EXERCISE PROMPT -
Count the lines in the data below where the string "Mscrm" occurs, please, and give the number alone.

BEGIN LISTED RECORDS

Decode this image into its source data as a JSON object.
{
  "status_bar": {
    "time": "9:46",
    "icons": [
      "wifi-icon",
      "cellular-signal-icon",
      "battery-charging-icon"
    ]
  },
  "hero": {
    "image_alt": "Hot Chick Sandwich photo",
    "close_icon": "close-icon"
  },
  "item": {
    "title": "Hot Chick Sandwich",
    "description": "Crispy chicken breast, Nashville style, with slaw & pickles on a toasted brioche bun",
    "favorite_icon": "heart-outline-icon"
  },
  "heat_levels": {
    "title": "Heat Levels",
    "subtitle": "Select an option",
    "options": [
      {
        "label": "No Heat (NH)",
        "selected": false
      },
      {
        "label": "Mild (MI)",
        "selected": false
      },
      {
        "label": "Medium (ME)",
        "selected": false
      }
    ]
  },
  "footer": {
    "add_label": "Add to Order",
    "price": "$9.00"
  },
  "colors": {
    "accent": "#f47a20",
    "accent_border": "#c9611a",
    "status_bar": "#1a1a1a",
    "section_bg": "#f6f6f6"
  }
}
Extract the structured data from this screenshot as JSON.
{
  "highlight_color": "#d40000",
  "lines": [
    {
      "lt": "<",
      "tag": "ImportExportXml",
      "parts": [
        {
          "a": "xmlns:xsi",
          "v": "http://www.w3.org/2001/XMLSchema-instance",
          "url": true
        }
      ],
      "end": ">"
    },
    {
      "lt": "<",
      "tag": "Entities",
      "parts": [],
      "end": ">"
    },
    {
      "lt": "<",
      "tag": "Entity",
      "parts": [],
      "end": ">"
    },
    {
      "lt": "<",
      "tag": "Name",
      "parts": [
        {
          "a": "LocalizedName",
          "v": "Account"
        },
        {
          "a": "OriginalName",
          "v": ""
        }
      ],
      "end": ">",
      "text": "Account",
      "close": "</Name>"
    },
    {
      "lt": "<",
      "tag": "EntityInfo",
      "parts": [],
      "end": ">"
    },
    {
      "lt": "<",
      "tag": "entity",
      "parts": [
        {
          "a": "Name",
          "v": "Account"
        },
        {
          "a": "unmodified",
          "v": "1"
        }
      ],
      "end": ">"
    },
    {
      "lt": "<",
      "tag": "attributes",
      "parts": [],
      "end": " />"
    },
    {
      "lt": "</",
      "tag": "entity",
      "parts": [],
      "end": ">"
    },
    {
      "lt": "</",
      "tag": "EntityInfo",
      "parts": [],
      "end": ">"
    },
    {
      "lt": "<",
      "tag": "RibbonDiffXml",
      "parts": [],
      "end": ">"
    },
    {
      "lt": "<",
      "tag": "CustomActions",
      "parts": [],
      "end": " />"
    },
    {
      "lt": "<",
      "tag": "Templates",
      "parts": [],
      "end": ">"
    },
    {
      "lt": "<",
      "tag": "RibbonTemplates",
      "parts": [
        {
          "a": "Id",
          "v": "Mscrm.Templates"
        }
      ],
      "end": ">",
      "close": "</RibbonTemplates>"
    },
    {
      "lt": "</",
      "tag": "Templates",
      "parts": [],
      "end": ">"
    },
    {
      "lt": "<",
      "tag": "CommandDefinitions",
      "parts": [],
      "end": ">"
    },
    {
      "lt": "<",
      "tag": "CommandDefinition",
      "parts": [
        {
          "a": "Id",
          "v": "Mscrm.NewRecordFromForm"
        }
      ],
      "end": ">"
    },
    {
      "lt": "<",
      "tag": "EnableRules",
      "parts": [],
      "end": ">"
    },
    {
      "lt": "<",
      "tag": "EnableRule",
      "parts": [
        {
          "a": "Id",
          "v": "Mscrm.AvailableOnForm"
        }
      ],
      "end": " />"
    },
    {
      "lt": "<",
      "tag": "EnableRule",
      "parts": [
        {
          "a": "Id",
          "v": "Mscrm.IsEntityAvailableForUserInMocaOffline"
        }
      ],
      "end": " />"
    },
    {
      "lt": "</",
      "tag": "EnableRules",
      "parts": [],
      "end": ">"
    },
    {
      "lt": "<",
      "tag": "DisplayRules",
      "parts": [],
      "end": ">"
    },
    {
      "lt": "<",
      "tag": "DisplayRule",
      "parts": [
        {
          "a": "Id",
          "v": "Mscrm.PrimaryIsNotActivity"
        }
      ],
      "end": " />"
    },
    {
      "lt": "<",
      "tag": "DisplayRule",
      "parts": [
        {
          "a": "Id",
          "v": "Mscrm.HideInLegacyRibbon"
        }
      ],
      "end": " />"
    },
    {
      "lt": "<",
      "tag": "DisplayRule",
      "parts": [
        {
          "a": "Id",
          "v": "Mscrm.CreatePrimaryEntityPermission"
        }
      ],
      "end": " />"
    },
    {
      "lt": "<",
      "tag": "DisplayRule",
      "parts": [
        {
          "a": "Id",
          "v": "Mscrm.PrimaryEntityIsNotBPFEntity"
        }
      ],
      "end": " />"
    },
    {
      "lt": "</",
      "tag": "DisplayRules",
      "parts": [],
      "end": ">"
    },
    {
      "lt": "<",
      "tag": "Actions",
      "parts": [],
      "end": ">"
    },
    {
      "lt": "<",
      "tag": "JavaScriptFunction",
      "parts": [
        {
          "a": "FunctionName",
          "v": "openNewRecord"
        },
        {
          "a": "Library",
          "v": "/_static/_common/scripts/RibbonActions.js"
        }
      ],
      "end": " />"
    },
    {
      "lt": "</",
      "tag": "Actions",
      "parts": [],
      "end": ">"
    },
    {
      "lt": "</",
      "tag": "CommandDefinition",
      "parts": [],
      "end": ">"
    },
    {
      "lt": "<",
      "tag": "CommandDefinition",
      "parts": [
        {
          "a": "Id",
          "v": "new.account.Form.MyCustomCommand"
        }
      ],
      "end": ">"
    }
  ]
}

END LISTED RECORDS

SOLUTION -
8